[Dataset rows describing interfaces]
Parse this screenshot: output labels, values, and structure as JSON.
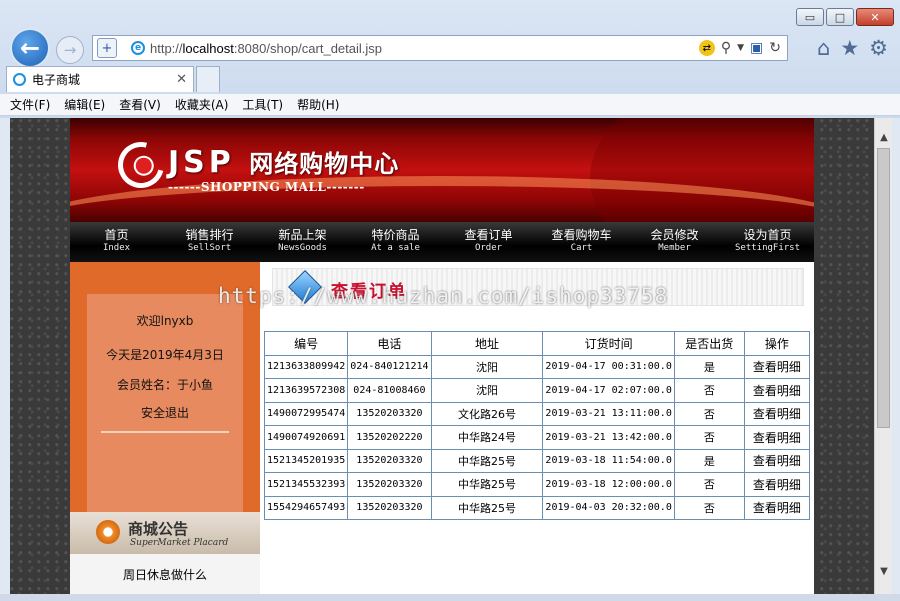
{
  "browser": {
    "url_prefix": "http://",
    "url_host": "localhost",
    "url_rest": ":8080/shop/cart_detail.jsp",
    "tab_title": "电子商城",
    "window_controls": {
      "minimize": "▭",
      "maximize": "□",
      "close": "✕"
    },
    "icons": [
      "back-arrow-icon",
      "forward-arrow-icon",
      "shield-icon",
      "ie-logo-icon",
      "search-icon",
      "refresh-icon",
      "home-icon",
      "favorites-star-icon",
      "settings-gear-icon"
    ],
    "menu": [
      "文件(F)",
      "编辑(E)",
      "查看(V)",
      "收藏夹(A)",
      "工具(T)",
      "帮助(H)"
    ]
  },
  "site": {
    "logo_text": "JSP",
    "logo_cn": "网络购物中心",
    "logo_sub": "------SHOPPING MALL-------",
    "nav": [
      {
        "cn": "首页",
        "en": "Index"
      },
      {
        "cn": "销售排行",
        "en": "SellSort"
      },
      {
        "cn": "新品上架",
        "en": "NewsGoods"
      },
      {
        "cn": "特价商品",
        "en": "At a sale"
      },
      {
        "cn": "查看订单",
        "en": "Order"
      },
      {
        "cn": "查看购物车",
        "en": "Cart"
      },
      {
        "cn": "会员修改",
        "en": "Member"
      },
      {
        "cn": "设为首页",
        "en": "SettingFirst"
      }
    ],
    "sidebar": {
      "welcome": "欢迎lnyxb",
      "date": "今天是2019年4月3日",
      "member_name": "会员姓名：于小鱼",
      "logout": "安全退出"
    },
    "notice": {
      "title": "商城公告",
      "subtitle": "SuperMarket Placard",
      "text": "周日休息做什么"
    },
    "content": {
      "title": "查看订单",
      "headers": [
        "编号",
        "电话",
        "地址",
        "订货时间",
        "是否出货",
        "操作"
      ],
      "rows": [
        [
          "1213633809942",
          "024-840121214",
          "沈阳",
          "2019-04-17 00:31:00.0",
          "是",
          "查看明细"
        ],
        [
          "1213639572308",
          "024-81008460",
          "沈阳",
          "2019-04-17 02:07:00.0",
          "否",
          "查看明细"
        ],
        [
          "1490072995474",
          "13520203320",
          "文化路26号",
          "2019-03-21 13:11:00.0",
          "否",
          "查看明细"
        ],
        [
          "1490074920691",
          "13520202220",
          "中华路24号",
          "2019-03-21 13:42:00.0",
          "否",
          "查看明细"
        ],
        [
          "1521345201935",
          "13520203320",
          "中华路25号",
          "2019-03-18 11:54:00.0",
          "是",
          "查看明细"
        ],
        [
          "1521345532393",
          "13520203320",
          "中华路25号",
          "2019-03-18 12:00:00.0",
          "否",
          "查看明细"
        ],
        [
          "1554294657493",
          "13520203320",
          "中华路25号",
          "2019-04-03 20:32:00.0",
          "否",
          "查看明细"
        ]
      ]
    },
    "watermark": "https://www.huzhan.com/ishop33758"
  }
}
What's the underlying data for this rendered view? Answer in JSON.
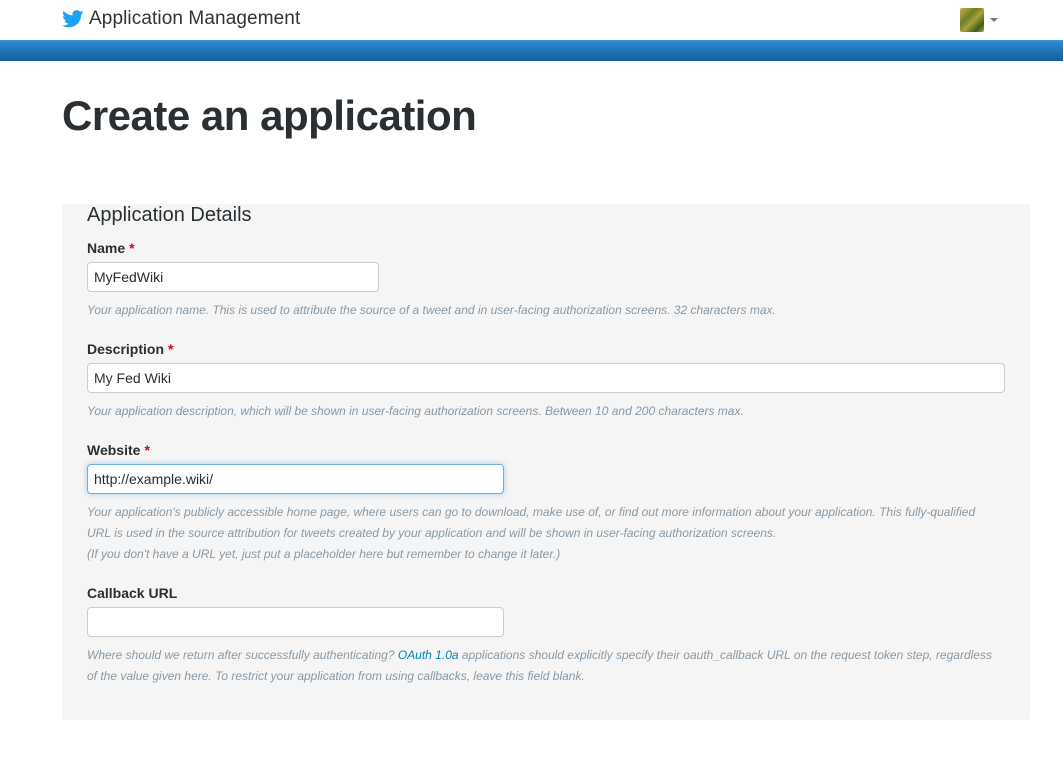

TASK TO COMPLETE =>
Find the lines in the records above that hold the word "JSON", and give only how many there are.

RESPONSE FOR THIS EXERCISE =>
2